Data about app and page elements:

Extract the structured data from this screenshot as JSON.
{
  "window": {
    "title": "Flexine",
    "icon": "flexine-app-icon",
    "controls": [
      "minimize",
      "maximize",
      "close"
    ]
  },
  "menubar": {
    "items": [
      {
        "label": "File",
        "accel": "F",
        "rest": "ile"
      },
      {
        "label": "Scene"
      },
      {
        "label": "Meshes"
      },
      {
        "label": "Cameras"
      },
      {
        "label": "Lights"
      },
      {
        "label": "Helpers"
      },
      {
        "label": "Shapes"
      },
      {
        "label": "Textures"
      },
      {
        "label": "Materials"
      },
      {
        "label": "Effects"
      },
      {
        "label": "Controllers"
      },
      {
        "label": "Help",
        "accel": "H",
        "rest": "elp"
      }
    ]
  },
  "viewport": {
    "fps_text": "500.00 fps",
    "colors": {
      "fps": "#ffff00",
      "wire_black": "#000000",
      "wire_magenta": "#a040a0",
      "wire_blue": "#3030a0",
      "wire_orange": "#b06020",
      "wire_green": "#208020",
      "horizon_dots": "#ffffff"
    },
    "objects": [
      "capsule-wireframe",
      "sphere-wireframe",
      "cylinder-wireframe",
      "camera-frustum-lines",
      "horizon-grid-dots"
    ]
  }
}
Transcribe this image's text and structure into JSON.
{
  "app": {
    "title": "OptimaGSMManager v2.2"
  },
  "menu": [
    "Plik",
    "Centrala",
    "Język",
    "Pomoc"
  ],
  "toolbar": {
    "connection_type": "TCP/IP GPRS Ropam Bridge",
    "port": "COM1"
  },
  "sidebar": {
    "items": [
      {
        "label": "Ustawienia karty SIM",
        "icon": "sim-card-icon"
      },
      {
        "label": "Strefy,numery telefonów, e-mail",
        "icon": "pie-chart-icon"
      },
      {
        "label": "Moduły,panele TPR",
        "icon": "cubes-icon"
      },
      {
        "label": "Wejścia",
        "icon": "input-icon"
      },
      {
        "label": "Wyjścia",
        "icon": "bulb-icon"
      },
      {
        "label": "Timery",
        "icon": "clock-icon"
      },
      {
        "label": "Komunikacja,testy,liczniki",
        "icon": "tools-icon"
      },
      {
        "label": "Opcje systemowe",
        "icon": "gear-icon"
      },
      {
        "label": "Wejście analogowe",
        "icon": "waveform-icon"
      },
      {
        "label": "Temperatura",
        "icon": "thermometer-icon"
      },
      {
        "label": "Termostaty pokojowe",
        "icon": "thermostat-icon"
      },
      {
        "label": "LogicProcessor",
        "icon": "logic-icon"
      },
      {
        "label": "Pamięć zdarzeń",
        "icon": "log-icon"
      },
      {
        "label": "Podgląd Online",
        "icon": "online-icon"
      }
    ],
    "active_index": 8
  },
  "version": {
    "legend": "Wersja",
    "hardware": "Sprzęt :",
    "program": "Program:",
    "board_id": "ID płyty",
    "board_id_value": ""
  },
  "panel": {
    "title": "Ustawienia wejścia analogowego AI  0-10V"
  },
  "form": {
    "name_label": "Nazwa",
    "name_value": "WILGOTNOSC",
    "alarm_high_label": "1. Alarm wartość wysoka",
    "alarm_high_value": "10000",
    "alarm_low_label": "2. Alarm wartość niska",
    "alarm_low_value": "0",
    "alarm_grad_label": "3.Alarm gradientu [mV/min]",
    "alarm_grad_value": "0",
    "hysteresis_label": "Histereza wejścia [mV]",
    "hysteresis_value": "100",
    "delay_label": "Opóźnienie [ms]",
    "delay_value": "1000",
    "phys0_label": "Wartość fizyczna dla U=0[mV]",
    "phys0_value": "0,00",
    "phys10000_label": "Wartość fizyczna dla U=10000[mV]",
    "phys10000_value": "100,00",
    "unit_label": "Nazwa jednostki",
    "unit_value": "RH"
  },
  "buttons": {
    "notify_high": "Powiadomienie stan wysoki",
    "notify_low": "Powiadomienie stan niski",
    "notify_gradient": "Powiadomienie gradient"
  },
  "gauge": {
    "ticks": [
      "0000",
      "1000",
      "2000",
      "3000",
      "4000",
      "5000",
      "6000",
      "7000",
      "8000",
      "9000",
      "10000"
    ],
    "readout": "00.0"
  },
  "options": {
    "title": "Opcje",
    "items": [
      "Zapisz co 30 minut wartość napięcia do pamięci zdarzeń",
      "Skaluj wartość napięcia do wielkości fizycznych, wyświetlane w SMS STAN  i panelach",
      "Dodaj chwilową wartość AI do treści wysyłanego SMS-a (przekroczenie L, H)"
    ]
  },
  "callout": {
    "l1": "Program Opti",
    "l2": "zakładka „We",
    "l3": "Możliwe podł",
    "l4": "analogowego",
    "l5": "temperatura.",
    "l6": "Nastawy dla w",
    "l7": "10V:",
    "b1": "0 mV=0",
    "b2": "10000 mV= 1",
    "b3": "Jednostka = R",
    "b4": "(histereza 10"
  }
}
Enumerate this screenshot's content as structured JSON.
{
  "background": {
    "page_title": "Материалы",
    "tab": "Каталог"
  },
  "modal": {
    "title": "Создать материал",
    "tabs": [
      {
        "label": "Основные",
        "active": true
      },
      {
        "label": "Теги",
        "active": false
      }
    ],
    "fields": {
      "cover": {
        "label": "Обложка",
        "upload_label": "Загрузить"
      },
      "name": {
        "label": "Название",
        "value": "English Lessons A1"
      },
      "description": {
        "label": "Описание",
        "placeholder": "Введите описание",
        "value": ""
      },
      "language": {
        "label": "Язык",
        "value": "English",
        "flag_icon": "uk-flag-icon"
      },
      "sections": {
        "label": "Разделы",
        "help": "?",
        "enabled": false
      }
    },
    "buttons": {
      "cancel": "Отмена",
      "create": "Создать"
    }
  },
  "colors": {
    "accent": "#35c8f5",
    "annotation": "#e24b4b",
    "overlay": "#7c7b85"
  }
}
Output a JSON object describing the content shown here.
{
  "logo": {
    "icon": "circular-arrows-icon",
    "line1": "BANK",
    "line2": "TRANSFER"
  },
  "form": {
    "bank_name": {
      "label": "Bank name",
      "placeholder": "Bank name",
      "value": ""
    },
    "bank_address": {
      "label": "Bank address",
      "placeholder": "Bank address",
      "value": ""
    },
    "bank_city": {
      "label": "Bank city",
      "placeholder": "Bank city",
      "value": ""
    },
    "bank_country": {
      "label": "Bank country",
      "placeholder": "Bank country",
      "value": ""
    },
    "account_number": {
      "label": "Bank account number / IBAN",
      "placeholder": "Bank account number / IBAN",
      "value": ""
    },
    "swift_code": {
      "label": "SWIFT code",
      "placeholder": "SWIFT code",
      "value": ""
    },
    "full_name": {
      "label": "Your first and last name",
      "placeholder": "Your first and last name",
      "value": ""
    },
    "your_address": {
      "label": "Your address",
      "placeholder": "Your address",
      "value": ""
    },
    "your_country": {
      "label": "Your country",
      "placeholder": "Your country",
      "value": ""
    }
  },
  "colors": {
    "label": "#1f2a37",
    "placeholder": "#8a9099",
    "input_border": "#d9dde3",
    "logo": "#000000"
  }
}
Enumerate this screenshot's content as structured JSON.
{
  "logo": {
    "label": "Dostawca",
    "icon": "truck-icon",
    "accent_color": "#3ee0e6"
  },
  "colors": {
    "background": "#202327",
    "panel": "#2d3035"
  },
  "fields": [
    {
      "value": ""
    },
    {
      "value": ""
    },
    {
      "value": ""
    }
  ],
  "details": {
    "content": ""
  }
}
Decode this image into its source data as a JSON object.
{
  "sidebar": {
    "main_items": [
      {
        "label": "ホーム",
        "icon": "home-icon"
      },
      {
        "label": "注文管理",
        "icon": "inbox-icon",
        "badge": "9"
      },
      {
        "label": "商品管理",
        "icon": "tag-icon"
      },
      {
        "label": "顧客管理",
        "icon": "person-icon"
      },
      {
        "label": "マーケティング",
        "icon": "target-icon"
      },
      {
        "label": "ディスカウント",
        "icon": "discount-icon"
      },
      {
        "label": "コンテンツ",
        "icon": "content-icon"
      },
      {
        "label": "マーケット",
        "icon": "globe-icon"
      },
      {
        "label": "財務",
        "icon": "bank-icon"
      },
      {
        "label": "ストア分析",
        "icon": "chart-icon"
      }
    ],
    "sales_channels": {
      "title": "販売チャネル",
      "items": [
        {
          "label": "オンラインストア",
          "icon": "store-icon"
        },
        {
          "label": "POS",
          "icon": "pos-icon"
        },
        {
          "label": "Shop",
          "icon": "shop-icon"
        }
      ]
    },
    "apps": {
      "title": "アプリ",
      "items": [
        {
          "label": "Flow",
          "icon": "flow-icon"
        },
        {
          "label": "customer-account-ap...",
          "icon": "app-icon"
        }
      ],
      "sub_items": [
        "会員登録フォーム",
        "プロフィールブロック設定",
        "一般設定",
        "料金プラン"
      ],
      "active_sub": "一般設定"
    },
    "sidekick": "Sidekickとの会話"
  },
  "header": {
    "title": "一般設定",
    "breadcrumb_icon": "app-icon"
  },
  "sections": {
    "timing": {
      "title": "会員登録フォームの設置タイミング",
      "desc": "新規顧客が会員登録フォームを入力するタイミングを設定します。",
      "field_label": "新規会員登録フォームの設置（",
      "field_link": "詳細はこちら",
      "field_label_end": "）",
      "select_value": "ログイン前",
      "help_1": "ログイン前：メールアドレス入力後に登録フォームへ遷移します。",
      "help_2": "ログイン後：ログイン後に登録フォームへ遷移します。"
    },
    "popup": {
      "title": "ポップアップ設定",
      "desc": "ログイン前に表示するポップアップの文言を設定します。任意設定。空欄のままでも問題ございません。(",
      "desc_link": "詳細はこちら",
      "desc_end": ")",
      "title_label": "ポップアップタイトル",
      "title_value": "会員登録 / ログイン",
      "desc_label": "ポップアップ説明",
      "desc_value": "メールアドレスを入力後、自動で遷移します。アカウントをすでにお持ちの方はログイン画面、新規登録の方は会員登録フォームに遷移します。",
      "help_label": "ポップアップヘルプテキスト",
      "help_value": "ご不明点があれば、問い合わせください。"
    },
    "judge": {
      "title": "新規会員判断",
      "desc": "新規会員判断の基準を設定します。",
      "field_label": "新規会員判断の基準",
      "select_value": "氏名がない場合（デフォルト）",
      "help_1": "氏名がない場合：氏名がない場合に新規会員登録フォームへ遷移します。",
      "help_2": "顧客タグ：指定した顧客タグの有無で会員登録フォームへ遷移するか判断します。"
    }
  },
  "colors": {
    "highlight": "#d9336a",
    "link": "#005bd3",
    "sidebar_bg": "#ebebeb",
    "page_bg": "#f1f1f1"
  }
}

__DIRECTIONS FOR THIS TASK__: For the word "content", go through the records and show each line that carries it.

__SOLUTION BELOW__:
Enumerate this screenshot's content as structured JSON.
Output a JSON object describing the content shown here.
Enumerate this screenshot's content as structured JSON.
    "content": ""
        "icon": "content-icon"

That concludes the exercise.